By Tracy Ollerenshaw
Ollie carried on driving when his license was sent back to him
More than half of all new drivers banned in the first two years of passing their test don't bother retaking it.
The law says after a ban you must re-sit a test before driving again, but many people don't realise.
Road safety groups reckon many young people are getting behind the wheel illegally.
They're asking courts not to send driving licenses back to banned drivers before they've passed a re-test.
Ollie from Essex was aged 17 and had only been driving a few weeks when he got pulled over.
"I got caught speeding," he says, "doing a hundred miles an hour, so it was an instant ban."
He's one of thousands of young drivers who get disqualified every month for picking up six points or more in their first two years after passing their test.
"After the month ban, through the post came my driving license so I thought, 'Well, that's my license to drive back', so I carried on driving."
He'd been told he'd have to take a re-test, but because his license was returned after a month he began driving again.
'More likely risk'
The DVLA has told Newsbeat 17,814 people have been banned from driving since October 2008 but, like Ollie, almost half - 8,196 people - haven't retaken their test.
The Young Drivers Act, which came into force in 1998, was supposed to deter dangerous driving, but road safety campaigners say this shows it's not working.
"It's naive to think that all these drivers just disappear and jump on the bus, they don't, many of them are still driving," says Edmund King from the AA.
"I think this is a major problem, but perhaps it's a problem that the authorities aren't really aware about."
Nearly half of all recently-banned drivers haven't retaken the test
"When I was 9 years old I was run over by an illegal driver," says 25-year-old Leigh-Ann Johns from Redcar.
She had to have both her legs amputated after an uninsured, unlicensed driver mounted the kerb and hit her.
"I just don't see the harm in putting back in for your test," she said.
Back in April the government announced changes to the driving test and introduced the pre-driver qualification.
From October 2010 learners will have to choose their own route to a certain place during their test to prove they can drive independently.
There will also be a 3-month course rolled out across schools and colleges which will count towards learners' theory tests.
Message not clear?
But these figures show thousands of new drivers are still getting disqualified and then breaking the law by not bothering to retake their test.
"We clearly need to make sure that we look at this problem," says Transport Minister Jim Fitzpatrick, "look at these numbers and come up with solutions to solve this problem and we're very happy to do it."
The AA reckons one reason that the situation is happening is because the message that you need to retake your test if you're banned in the first two years of driving isn't getting through.
They also think people having their license returned by the courts before they've taken another test needs to be looked into.

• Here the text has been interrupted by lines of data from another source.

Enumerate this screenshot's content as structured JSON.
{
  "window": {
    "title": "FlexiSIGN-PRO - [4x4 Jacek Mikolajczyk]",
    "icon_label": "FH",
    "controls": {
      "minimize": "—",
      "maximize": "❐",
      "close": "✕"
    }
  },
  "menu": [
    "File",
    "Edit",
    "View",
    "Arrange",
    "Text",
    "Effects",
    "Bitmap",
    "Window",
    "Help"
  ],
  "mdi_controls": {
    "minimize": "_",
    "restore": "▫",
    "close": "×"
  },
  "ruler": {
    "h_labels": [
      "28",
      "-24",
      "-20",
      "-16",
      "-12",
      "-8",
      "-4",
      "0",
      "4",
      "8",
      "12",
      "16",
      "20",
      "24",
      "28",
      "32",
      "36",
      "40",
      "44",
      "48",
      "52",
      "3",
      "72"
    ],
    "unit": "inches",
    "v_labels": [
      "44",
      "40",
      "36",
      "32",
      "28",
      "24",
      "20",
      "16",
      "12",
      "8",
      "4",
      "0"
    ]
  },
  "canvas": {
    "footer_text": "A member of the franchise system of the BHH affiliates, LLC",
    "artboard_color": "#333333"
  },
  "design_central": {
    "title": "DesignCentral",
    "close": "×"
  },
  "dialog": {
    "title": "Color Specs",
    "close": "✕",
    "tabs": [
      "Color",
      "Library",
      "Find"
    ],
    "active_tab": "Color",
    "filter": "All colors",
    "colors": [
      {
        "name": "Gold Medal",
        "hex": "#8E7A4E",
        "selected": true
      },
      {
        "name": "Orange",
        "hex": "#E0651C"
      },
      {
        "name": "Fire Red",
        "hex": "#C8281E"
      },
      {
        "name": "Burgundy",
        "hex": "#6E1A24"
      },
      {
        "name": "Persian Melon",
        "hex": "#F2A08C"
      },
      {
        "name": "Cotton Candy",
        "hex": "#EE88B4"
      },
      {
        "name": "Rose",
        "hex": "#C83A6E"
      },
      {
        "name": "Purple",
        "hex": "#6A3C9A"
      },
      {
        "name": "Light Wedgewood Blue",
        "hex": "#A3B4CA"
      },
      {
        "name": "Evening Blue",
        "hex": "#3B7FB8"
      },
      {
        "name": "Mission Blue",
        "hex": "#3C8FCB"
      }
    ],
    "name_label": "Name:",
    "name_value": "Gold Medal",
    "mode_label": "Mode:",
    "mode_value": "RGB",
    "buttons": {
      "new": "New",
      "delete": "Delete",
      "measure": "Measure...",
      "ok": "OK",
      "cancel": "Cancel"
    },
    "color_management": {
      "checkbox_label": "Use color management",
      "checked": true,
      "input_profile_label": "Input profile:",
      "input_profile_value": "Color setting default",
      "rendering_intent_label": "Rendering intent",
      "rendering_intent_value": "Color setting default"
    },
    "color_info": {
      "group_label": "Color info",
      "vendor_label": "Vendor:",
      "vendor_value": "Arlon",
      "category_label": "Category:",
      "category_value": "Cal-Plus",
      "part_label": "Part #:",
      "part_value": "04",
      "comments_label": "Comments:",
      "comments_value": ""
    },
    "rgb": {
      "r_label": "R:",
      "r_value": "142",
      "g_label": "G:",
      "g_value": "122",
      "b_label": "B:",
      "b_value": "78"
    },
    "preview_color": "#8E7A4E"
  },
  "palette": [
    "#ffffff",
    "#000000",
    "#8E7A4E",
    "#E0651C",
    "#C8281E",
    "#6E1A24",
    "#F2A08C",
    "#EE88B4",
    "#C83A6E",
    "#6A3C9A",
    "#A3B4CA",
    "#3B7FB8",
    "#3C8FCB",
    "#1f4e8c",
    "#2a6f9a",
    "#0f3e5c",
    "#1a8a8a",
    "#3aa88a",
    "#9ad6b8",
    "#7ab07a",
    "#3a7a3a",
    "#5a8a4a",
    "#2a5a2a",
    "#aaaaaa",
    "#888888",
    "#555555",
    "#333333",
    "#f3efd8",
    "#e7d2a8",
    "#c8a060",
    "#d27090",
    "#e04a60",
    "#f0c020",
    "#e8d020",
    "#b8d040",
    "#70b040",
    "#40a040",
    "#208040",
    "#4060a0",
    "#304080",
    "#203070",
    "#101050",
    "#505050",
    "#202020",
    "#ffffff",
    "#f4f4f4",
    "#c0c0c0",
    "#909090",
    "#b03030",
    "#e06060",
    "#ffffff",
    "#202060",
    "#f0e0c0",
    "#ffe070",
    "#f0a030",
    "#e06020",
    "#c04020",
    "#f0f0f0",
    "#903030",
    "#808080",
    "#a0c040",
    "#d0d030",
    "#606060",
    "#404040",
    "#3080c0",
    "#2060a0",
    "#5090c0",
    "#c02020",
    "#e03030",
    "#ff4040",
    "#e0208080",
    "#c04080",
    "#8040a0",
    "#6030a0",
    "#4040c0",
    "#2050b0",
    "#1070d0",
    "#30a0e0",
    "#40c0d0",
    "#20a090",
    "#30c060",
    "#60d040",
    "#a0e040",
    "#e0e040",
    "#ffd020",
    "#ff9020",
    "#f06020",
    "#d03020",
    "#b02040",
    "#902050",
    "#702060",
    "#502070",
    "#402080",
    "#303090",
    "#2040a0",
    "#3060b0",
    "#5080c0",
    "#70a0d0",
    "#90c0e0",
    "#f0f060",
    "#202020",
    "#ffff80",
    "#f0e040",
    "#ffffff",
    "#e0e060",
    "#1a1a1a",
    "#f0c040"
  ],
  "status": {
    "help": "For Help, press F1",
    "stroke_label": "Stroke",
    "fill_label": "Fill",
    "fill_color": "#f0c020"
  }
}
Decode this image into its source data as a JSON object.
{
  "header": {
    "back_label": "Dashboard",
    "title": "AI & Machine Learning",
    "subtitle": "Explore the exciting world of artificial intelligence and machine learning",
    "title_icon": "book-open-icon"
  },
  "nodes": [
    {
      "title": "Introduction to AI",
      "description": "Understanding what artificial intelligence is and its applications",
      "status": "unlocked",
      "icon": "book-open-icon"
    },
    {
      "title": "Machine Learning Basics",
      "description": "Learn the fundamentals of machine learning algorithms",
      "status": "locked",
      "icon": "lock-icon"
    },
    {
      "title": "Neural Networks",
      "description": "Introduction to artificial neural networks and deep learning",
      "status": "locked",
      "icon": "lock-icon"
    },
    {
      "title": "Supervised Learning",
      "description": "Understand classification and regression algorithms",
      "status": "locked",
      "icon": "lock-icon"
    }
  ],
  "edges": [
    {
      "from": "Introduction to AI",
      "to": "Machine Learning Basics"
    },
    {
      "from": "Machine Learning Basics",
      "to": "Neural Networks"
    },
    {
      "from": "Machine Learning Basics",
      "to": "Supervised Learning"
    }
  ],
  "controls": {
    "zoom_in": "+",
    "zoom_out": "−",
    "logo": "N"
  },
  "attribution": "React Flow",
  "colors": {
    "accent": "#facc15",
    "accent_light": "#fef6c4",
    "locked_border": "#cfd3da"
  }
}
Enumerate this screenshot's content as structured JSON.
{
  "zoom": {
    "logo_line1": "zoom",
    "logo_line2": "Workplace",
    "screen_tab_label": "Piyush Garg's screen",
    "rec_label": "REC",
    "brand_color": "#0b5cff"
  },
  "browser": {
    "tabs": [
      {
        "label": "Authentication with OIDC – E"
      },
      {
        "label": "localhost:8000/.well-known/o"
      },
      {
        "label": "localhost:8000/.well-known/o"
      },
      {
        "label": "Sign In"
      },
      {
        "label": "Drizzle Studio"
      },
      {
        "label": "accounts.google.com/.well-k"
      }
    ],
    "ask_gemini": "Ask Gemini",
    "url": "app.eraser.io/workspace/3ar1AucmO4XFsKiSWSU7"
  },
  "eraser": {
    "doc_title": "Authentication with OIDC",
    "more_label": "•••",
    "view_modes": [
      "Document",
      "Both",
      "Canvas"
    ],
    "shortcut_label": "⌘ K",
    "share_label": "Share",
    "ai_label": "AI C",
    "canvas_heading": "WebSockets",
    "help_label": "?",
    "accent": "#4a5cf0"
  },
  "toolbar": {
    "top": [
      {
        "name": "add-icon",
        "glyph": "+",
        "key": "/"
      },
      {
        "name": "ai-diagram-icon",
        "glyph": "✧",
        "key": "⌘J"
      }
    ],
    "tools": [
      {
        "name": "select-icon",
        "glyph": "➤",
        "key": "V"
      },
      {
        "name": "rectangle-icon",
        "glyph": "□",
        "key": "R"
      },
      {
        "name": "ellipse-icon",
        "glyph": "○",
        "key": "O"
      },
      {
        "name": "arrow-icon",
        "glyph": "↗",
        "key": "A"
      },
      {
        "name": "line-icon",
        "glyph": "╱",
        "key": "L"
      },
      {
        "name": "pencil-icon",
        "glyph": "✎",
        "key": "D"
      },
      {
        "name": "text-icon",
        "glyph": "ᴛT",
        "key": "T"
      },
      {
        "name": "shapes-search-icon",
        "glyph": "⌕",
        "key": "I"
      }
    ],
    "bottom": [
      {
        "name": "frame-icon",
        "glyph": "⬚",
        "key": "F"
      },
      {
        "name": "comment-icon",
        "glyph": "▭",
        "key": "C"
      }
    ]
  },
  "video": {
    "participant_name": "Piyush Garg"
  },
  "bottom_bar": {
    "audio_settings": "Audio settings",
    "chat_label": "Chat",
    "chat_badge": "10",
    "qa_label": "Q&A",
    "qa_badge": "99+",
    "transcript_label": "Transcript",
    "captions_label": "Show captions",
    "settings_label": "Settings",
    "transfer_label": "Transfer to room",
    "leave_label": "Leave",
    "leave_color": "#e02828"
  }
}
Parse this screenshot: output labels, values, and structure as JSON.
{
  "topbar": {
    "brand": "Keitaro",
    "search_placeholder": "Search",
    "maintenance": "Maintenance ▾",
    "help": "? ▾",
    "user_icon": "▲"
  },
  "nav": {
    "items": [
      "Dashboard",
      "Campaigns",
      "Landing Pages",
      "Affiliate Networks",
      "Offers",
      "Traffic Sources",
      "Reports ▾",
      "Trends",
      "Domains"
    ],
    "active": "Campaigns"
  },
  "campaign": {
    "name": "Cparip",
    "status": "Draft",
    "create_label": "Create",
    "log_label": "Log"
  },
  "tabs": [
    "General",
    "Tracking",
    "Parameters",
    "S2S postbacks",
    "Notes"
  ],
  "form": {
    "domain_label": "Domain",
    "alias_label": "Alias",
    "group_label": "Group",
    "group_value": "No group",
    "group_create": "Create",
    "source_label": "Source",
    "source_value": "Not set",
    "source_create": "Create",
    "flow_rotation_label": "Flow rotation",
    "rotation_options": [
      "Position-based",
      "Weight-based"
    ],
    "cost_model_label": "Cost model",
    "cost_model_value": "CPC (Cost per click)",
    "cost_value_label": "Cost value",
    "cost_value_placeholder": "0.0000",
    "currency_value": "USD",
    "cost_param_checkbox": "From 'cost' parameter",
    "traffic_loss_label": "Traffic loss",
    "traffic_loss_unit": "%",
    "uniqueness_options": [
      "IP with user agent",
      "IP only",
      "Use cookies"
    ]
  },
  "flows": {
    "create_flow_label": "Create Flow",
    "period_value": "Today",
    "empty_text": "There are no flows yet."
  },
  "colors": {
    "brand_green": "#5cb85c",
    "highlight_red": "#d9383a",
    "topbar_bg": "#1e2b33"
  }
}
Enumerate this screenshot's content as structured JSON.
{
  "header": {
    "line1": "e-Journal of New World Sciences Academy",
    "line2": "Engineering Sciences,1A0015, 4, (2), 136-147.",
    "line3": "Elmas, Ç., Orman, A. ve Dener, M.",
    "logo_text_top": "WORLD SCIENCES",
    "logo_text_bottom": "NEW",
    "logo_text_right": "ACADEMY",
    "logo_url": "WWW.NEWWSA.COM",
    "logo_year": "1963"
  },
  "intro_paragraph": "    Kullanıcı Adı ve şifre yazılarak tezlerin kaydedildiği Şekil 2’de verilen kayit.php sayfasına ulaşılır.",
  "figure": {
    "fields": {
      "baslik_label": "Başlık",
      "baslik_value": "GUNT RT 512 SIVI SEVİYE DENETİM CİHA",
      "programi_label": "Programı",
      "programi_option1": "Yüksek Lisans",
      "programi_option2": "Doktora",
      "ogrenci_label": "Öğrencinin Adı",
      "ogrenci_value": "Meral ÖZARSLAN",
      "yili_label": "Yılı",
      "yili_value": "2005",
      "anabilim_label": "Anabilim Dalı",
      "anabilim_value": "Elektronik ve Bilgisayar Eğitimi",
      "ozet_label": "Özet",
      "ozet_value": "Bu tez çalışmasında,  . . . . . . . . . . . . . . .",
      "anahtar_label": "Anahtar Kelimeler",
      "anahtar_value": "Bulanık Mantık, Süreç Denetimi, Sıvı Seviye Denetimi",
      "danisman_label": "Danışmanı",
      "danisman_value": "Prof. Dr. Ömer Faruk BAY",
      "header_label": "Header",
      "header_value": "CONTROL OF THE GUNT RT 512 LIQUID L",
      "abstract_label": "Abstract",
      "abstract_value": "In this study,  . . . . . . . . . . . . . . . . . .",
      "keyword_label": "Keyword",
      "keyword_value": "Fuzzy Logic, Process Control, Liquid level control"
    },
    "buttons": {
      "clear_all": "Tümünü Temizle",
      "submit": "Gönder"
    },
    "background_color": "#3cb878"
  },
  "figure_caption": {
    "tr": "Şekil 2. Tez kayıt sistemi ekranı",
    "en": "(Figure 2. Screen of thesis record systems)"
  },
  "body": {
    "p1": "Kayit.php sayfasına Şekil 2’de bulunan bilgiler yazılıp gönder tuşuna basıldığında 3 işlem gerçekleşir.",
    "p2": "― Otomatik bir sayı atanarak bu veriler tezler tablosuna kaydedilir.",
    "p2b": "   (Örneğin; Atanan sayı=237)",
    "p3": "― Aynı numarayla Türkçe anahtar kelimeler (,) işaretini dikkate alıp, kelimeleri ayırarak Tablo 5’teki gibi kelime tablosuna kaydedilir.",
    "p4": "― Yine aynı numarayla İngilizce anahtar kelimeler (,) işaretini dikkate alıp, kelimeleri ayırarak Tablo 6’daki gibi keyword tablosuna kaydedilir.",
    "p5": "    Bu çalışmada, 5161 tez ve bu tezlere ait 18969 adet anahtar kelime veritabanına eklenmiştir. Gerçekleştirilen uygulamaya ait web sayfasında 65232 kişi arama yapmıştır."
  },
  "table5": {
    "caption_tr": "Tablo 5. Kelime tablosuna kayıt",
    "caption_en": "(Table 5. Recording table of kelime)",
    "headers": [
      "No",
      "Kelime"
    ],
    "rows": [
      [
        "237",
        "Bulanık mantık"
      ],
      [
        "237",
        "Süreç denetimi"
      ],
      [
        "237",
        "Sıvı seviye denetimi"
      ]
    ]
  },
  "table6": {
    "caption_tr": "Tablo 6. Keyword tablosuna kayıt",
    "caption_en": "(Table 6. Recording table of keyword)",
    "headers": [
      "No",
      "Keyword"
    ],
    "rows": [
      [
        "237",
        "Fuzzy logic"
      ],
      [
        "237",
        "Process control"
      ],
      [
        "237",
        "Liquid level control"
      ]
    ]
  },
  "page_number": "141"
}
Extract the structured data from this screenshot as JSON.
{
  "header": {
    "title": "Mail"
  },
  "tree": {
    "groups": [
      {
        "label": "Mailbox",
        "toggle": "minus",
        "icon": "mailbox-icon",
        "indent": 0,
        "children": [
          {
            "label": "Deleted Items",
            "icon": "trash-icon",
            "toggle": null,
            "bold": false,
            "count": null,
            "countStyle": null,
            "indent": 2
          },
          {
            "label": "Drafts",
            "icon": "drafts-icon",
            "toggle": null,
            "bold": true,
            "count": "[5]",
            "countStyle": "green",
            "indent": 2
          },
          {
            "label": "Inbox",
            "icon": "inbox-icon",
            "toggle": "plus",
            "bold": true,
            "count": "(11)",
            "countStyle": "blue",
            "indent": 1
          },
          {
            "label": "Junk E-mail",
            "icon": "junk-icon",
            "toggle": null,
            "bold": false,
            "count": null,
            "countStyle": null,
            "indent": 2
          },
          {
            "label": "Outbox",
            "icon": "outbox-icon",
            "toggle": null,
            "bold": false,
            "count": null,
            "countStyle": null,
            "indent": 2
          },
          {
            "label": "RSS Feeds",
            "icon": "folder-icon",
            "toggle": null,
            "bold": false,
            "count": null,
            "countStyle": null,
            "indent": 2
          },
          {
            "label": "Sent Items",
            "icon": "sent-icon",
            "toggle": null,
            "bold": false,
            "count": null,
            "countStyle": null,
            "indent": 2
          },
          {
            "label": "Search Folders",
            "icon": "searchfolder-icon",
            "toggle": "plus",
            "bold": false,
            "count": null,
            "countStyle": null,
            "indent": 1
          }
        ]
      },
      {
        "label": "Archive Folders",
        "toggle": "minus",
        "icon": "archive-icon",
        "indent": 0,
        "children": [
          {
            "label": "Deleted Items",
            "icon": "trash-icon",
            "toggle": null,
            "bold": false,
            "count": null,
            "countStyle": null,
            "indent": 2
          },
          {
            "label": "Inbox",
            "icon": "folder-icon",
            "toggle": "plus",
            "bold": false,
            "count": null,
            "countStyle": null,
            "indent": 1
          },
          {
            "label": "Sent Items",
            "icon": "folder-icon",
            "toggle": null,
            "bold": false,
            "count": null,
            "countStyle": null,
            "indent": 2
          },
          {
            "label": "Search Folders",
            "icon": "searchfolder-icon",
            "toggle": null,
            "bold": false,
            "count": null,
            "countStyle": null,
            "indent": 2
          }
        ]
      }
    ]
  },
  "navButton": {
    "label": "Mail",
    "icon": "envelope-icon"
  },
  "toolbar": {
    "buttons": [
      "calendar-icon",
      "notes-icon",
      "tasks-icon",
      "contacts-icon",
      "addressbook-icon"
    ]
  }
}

The Department of Transport says there is absolutely no excuse for anyone to be driving without a valid license.
They say anyone who does so is knowingly breaking the law and faces tough penalties.